▸ **Exercise description**
For the data below, report how many lines contain the string "fill" and write nothing more.

▸ **Provided information**
--- --- ---
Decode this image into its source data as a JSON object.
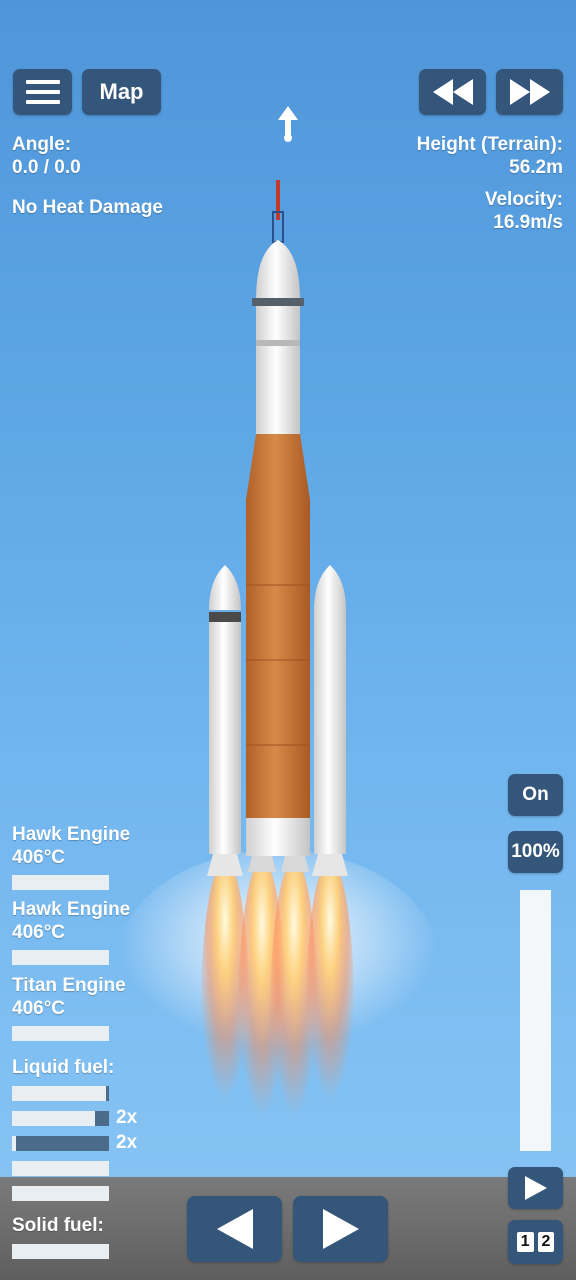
{
  "toolbar": {
    "menu_icon": "hamburger-icon",
    "map_label": "Map",
    "rewind_icon": "rewind-icon",
    "forward_icon": "fast-forward-icon"
  },
  "left_info": {
    "angle_label": "Angle:",
    "angle_value": "0.0 / 0.0",
    "heat": "No Heat Damage"
  },
  "right_info": {
    "height_label": "Height (Terrain):",
    "height_value": "56.2m",
    "velocity_label": "Velocity:",
    "velocity_value": "16.9m/s"
  },
  "direction_icon": "up-arrow-icon",
  "engines": [
    {
      "name": "Hawk Engine",
      "temp": "406°C"
    },
    {
      "name": "Hawk Engine",
      "temp": "406°C"
    },
    {
      "name": "Titan Engine",
      "temp": "406°C"
    }
  ],
  "liquid_fuel": {
    "label": "Liquid fuel:",
    "tanks": [
      {
        "fill": 0.97,
        "multiplier": ""
      },
      {
        "fill": 0.86,
        "multiplier": "2x"
      },
      {
        "fill": 0.04,
        "multiplier": "2x"
      },
      {
        "fill": 1.0,
        "multiplier": ""
      },
      {
        "fill": 1.0,
        "multiplier": ""
      }
    ]
  },
  "solid_fuel": {
    "label": "Solid fuel:"
  },
  "throttle": {
    "on_label": "On",
    "percent": "100%",
    "level": 1.0
  },
  "controls": {
    "left_icon": "rotate-left-icon",
    "right_icon": "rotate-right-icon",
    "play_icon": "play-icon",
    "stage_1": "1",
    "stage_2": "2"
  },
  "colors": {
    "button": "#34567a",
    "orange_tank": "#c9783d",
    "sky_top": "#4f96d9",
    "sky_bottom": "#8ac6f4"
  }
}
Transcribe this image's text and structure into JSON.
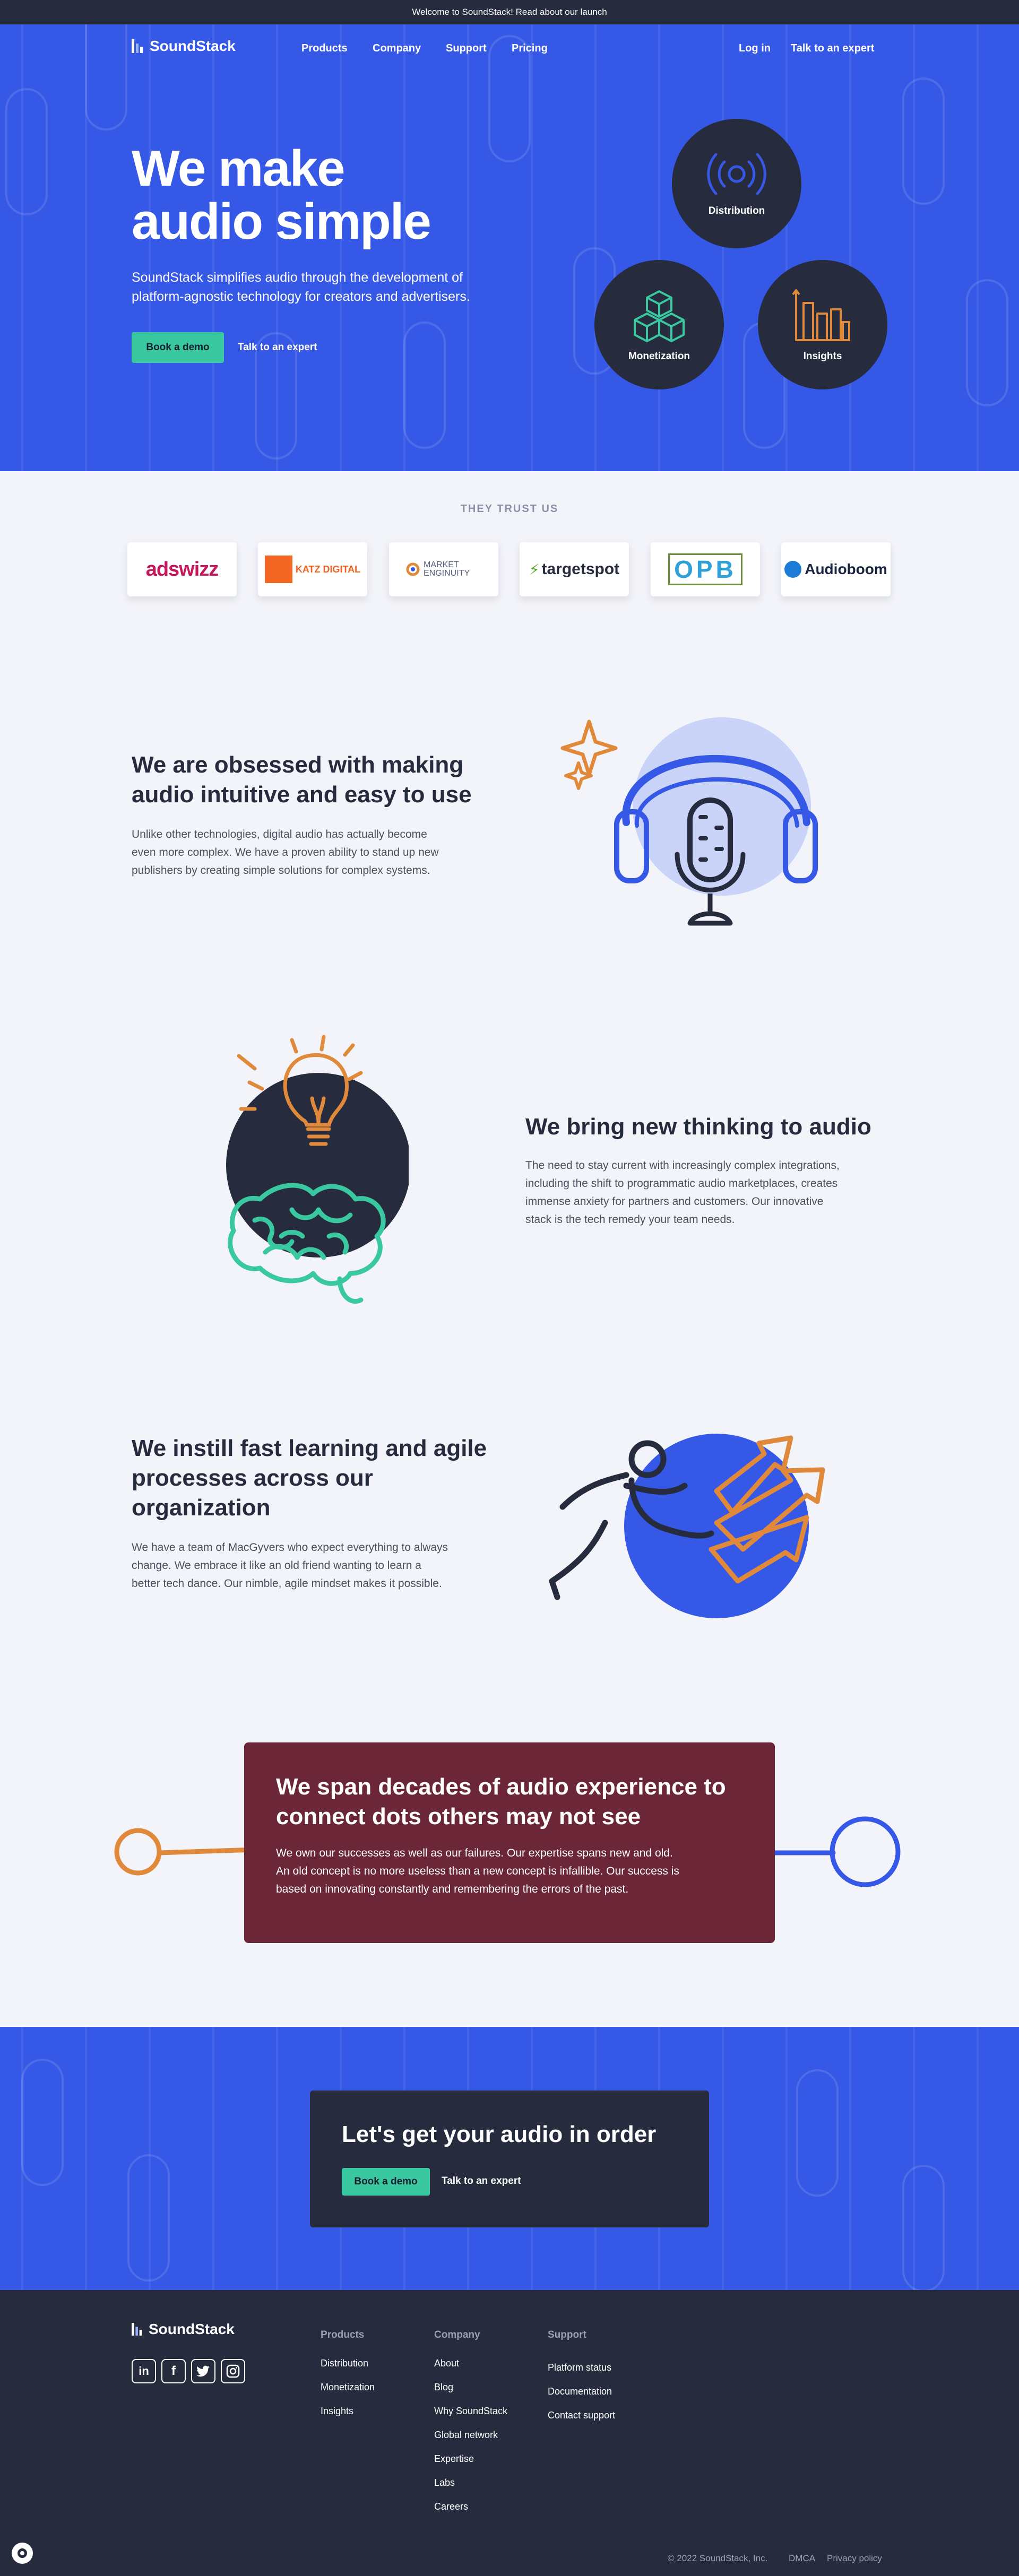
{
  "announcement": "Welcome to SoundStack! Read about our launch",
  "brand": {
    "name": "SoundStack"
  },
  "nav": {
    "items": [
      "Products",
      "Company",
      "Support",
      "Pricing"
    ],
    "login": "Log in",
    "expert": "Talk to an expert"
  },
  "hero": {
    "title_line1": "We make",
    "title_line2": "audio simple",
    "subtitle_line1": "SoundStack simplifies audio through the development of",
    "subtitle_line2": "platform-agnostic technology for creators and advertisers.",
    "cta_primary": "Book a demo",
    "cta_secondary": "Talk to an expert",
    "circles": [
      "Distribution",
      "Monetization",
      "Insights"
    ]
  },
  "trust": {
    "heading": "THEY TRUST US",
    "logos": [
      "adswizz",
      "KATZ DIGITAL",
      "MARKET ENGINUITY",
      "targetspot",
      "OPB",
      "Audioboom"
    ]
  },
  "sections": [
    {
      "title_lines": [
        "We are obsessed with making",
        "audio intuitive and easy to use"
      ],
      "body_lines": [
        "Unlike other technologies, digital audio has actually become",
        "even more complex. We have a proven ability to stand up new",
        "publishers by creating simple solutions for complex systems."
      ]
    },
    {
      "title_lines": [
        "We bring new thinking to audio"
      ],
      "body_lines": [
        "The need to stay current with increasingly complex integrations,",
        "including the shift to programmatic audio marketplaces, creates",
        "immense anxiety for partners and customers. Our innovative",
        "stack is the tech remedy your team needs."
      ]
    },
    {
      "title_lines": [
        "We instill fast learning and agile",
        "processes across our",
        "organization"
      ],
      "body_lines": [
        "We have a team of MacGyvers who expect everything to always",
        "change. We embrace it like an old friend wanting to learn a",
        "better tech dance. Our nimble, agile mindset makes it possible."
      ]
    }
  ],
  "experience": {
    "title_lines": [
      "We span decades of audio experience to",
      "connect dots others may not see"
    ],
    "body_lines": [
      "We own our successes as well as our failures. Our expertise spans new and old.",
      "An old concept is no more useless than a new concept is infallible. Our success is",
      "based on innovating constantly and remembering the errors of the past."
    ]
  },
  "cta": {
    "title": "Let's get your audio in order",
    "primary": "Book a demo",
    "secondary": "Talk to an expert"
  },
  "footer": {
    "products_heading": "Products",
    "products": [
      "Distribution",
      "Monetization",
      "Insights"
    ],
    "company_heading": "Company",
    "company": [
      "About",
      "Blog",
      "Why SoundStack",
      "Global network",
      "Expertise",
      "Labs",
      "Careers"
    ],
    "support_heading": "Support",
    "support": [
      "Platform status",
      "Documentation",
      "Contact support"
    ],
    "social": [
      "linkedin-icon",
      "facebook-icon",
      "twitter-icon",
      "instagram-icon"
    ],
    "copyright": "© 2022 SoundStack, Inc.",
    "dmca": "DMCA",
    "privacy": "Privacy policy"
  },
  "colors": {
    "brand_blue": "#3658e6",
    "navy": "#262c3d",
    "green": "#39c8a0",
    "maroon": "#6b2737",
    "orange": "#e0893a"
  }
}
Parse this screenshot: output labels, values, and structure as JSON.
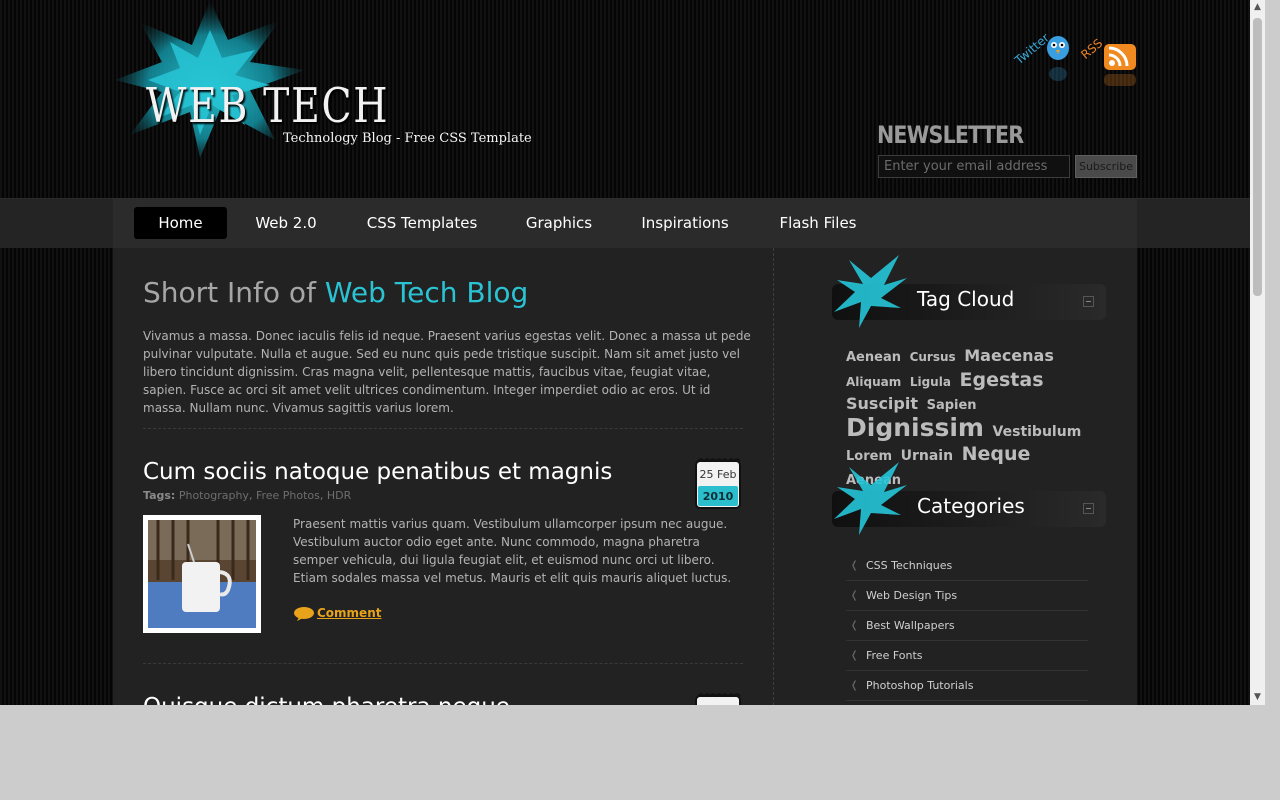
{
  "header": {
    "site_title": "WEB TECH",
    "tagline": "Technology Blog - Free CSS Template",
    "social": {
      "twitter_label": "Twitter",
      "rss_label": "RSS"
    },
    "newsletter": {
      "title": "NEWSLETTER",
      "email_placeholder": "Enter your email address",
      "submit_label": "Subscribe"
    }
  },
  "nav": {
    "items": [
      {
        "label": "Home",
        "active": true
      },
      {
        "label": "Web 2.0"
      },
      {
        "label": "CSS Templates"
      },
      {
        "label": "Graphics"
      },
      {
        "label": "Inspirations"
      },
      {
        "label": "Flash Files"
      }
    ]
  },
  "intro": {
    "title_plain": "Short Info of ",
    "title_accent": "Web Tech Blog",
    "text": "Vivamus a massa. Donec iaculis felis id neque. Praesent varius egestas velit. Donec a massa ut pede pulvinar vulputate. Nulla et augue. Sed eu nunc quis pede tristique suscipit. Nam sit amet justo vel libero tincidunt dignissim. Cras magna velit, pellentesque mattis, faucibus vitae, feugiat vitae, sapien. Fusce ac orci sit amet velit ultrices condimentum. Integer imperdiet odio ac eros. Ut id massa. Nullam nunc. Vivamus sagittis varius lorem."
  },
  "posts": [
    {
      "title": "Cum sociis natoque penatibus et magnis",
      "tags_label": "Tags:",
      "tags": [
        "Photography",
        "Free Photos",
        "HDR"
      ],
      "date_day": "25 Feb",
      "date_year": "2010",
      "excerpt": "Praesent mattis varius quam. Vestibulum ullamcorper ipsum nec augue. Vestibulum auctor odio eget ante. Nunc commodo, magna pharetra semper vehicula, dui ligula feugiat elit, et euismod nunc orci ut libero. Etiam sodales massa vel metus. Mauris et elit quis mauris aliquet luctus.",
      "comment_label": "Comment"
    },
    {
      "title": "Quisque dictum pharetra neque"
    }
  ],
  "sidebar": {
    "tag_cloud_title": "Tag Cloud",
    "tags": [
      {
        "text": "Aenean",
        "size": "small"
      },
      {
        "text": "Cursus",
        "size": "small"
      },
      {
        "text": "Maecenas",
        "size": "medium"
      },
      {
        "text": "Aliquam",
        "size": "small"
      },
      {
        "text": "Ligula",
        "size": "small"
      },
      {
        "text": "Egestas",
        "size": "large"
      },
      {
        "text": "Suscipit",
        "size": "medium"
      },
      {
        "text": "Sapien",
        "size": "small"
      },
      {
        "text": "Dignissim",
        "size": "xlarge"
      },
      {
        "text": "Vestibulum",
        "size": "medium-small"
      },
      {
        "text": "Lorem",
        "size": "small"
      },
      {
        "text": "Urnain",
        "size": "medium-small"
      },
      {
        "text": "Neque",
        "size": "large"
      },
      {
        "text": "Aenean",
        "size": "small"
      }
    ],
    "categories_title": "Categories",
    "categories": [
      "CSS Techniques",
      "Web Design Tips",
      "Best Wallpapers",
      "Free Fonts",
      "Photoshop Tutorials"
    ]
  },
  "colors": {
    "accent": "#2bc3d3",
    "comment": "#e8a31b",
    "rss": "#e78226",
    "twitter": "#3aa9d8"
  }
}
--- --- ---
▸ **The completed task**
5